Welcome to Part 5 of our Life Transitions series. This is the end, literally. Titled, Love Never Dies. In this week’s installment I’m going to address a topic that not a lot of people will talk about, and in my opinion, it needs talking about.
This transition is aging and end of life. Whether it’s the death of parents or a spouse, as we age, it’s going to happen. It’s all part of the natural order of things, and is to be expected more than dreaded. While none of us wants to lose our loved ones to illness or age, it’s the way life ends, and we need to get more comfortable and prepared for it to happen. American culture has focused for too long on youth and beauty. Plastic surgeons are making millions off of our insane desire to look young, be perceived as youthful and beautiful that we miss the beauty that is inherent in aging and end of life.
You see your partner through the eyes of love and to you they are beautiful at any age. The gray in their hair, the character lines in their face, all hard fought and won through the years of being a parent, spouse, hard-working provider and friend. When you look at your partner, you still see the girl you fell in love with. You still see the boy who won your heart. As you approach the end of life together, love doesn’t die, it simply changes.
The way you love your partner now is different from the way you loved them in your youth. Your love is seasoned, tempered with time and softer, more practical. You are more in the moment with your partner than looking towards the future. You look back now more than you look ahead, enjoying memories from your years together, enjoying your adult children, your grandchildren and if you’re blessed with longevity, maybe even great- grandchildren.
Now is the time to discuss end of life options. Talk about your wishes for healthcare, end of life care, and your burial wishes. So that if the unthinkable happens, your partner becomes ill or incapacitated, you’ll know how to proceed. This kind of preparation is also important for your children and grandchildren if you have them, so that they, too, can be on the same page with you and your partner when it comes to end of life decisions.
If your loved one requires care at home, you can love them through ‘til the end of life in a very practical way if you become their caregiver. This changes your relationship in a way because they then become totally dependent upon you for everything. This is one of the most difficult and beautiful ways to love your partner at the end of life. To show them kindness and care for them until the end and to give them a ‘good‘ death, where they can be at home with those they love and be cared for by someone familiar. It’s not always possible, and it’s definitely stressful and difficult.
When your partner does get to the end of life, if you can be there it’s so helpful to reassure them that you’re going to miss them but you’ll be alright without them, give them permission to let go and pass over if it feels like they are holding on to life because of you. Love never dies, it only changes.
Your grief at your partner’s death can be debilitating and painful, and there’s no way to really prepare for that deep emotion, even if you’ve mentally prepared for the logistics and details beforehand. You’re going to be dealing with some of the strongest emotions in your life. Make sure that nothing remains unsaid between the two of you and that you and your partner express the way you feel and resolve any unresolved issues and feelings before your loved one reaches the end of life. You don’t want either of you to have any regrets after the fact.

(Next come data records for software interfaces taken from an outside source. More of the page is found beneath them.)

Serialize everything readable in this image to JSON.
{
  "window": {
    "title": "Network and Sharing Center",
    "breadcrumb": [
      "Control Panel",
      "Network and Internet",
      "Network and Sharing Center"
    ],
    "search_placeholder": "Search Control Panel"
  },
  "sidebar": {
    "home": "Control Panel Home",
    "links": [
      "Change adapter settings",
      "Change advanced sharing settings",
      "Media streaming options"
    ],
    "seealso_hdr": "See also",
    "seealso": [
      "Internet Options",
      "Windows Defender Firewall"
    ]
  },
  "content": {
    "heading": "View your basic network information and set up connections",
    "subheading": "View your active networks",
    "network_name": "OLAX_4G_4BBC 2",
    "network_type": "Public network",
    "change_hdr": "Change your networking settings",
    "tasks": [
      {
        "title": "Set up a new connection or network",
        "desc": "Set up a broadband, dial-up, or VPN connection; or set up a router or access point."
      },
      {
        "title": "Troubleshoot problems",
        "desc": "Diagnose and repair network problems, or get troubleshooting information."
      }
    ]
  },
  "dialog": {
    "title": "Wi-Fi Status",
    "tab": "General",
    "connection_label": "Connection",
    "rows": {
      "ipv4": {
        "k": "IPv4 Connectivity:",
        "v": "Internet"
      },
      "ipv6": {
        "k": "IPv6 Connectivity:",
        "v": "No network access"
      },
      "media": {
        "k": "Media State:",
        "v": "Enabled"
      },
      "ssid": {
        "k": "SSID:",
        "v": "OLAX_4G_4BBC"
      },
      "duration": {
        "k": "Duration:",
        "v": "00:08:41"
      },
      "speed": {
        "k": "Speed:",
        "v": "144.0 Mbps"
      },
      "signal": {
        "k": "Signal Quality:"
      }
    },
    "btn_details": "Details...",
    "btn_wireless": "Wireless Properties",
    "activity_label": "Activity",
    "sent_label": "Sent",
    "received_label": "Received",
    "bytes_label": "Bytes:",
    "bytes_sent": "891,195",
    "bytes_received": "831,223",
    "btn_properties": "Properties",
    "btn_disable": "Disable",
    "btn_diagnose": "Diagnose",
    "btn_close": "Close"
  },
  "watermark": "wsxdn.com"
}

Grief is unique to the person who is grieving, so never let anyone tell you that you should “get over it”, do something to feel better, or that “it’s time to move on” .Only you can decide if and when that time comes. Deep grief is a price we pay in life for having great love. Don’t deny it or try to move past it before you’ve acknowledged and dealt with the deep love you have had for and with your partner through ‘til the end of their life. Love never dies, it only changes.